Courts adapting to challenges posed by growing immigrant populations
Increasingly, the people coming into our courts reflect the changing face of America and of Western New York. They include people from across the world, some of whom speak languages which don't even exist in a written form but are in our community and in our schools.
The crossroads of the world is somewhere in the district of Common Council member David Rivera on Buffalo's West Side. Besides his post in City Hall, Rivera is also a church pastor and a retired police detective. He exists in a world of linguistic diversity, trying to help residents and constituents who wind up dealing with the justice system.
"They have to have translators. It's hard to express yourself alone in your language. Imagine trying to express yourself in the court system and not knowing the language. I do believe they have translators there, I can't tell you for certain. I know they have certain translators for certain languages. As far as the myriad of languages, I think in certain schools, they teach in up to 45 languages," said Rivera.
There are so many languages that Family Court Judge Lisa Bloch Rodwin has a a phone translation system for some tongues that no certified interpreter speaks locally. That's why she is now on a statewide Advisory Council on Immigration Issues in Family Court, seeking to make the system work better.
Neighborhood Legal Services lawyer Sharon Nosenchuk sees that diversity.
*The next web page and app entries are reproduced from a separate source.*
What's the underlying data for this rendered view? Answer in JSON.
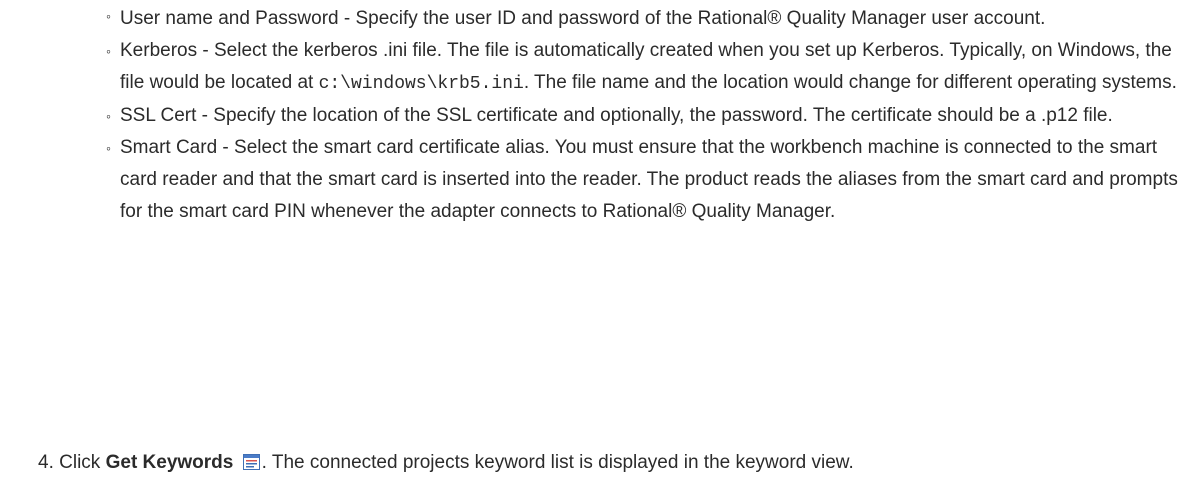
{
  "auth_options": [
    {
      "bullet": "◦",
      "text": "User name and Password - Specify the user ID and password of the  Rational® Quality Manager user account."
    },
    {
      "bullet": "◦",
      "text_before": "Kerberos - Select the kerberos .ini file. The file is automatically created when you set up Kerberos. Typically, on Windows, the file would be located at ",
      "code": "c:\\windows\\krb5.ini",
      "text_after": ". The file name and the location would change for different operating systems."
    },
    {
      "bullet": "◦",
      "text": "SSL Cert - Specify the location of the SSL certificate and optionally, the password. The certificate should be a .p12 file."
    },
    {
      "bullet": "◦",
      "text": "Smart Card - Select the smart card certificate alias. You must ensure that the workbench machine is connected to the smart card reader and that the smart card is inserted into the reader. The product reads the aliases from the smart card and prompts for the smart card PIN whenever the adapter connects to  Rational® Quality Manager."
    }
  ],
  "step4": {
    "number": "4.",
    "prefix": "Click ",
    "action": "Get Keywords",
    "icon": "get-keywords-icon",
    "suffix": ". The connected projects keyword list is displayed in the keyword view."
  }
}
"In the Buffalo community, we have received so many refugees from all over the world, refugees and asylum seekers, we are now representing people from everywhere from Burma to Eritrea," Nosenchuk said.
That is a complication in the court system, with its tilt to the massive population in the New York City area, leaving a legal process heavy on Chinese language materials and light on languages like Amharic, spoken by the Ethiopian immigrants around this town.
Bloch Rodwin said there is a major effort to get all the participants and agencies to learn about immigrants who come into the courts. The judge said one speaker to a training session summarized the disconnect between the system and the new Americans.
"They have to take their kids to a corner and a big yellow truck will come and take away their children and if they stand back at that corner at 3 o'clock, the big yellow truck will bring their children home. They don't know where the school is. They don't know the names of the teachers. They don't know what an open houses is or a parent teacher night or homework. They just know that in America, you bring your kids to the corner in the morning and the big yellow truck will take them for the day," said Bloch Rodwin.
There are now a series of efforts among justices and criminal justice agencies to meet with the people and explain the system and its limitations.
"We go into the community. There's teams, we go in teams—myself, somebody from Child Protection, somebody from the Buffalo Police. The FBI often sends an individual, somebody from Housing Court, and we go and explain to the community what our system is, how it works and what we can do to help families and keep them safe," she added.
Bloch Rodwin explained that many immigrants come from countries where there is no functioning court system or where it is believed the system can't be trusted.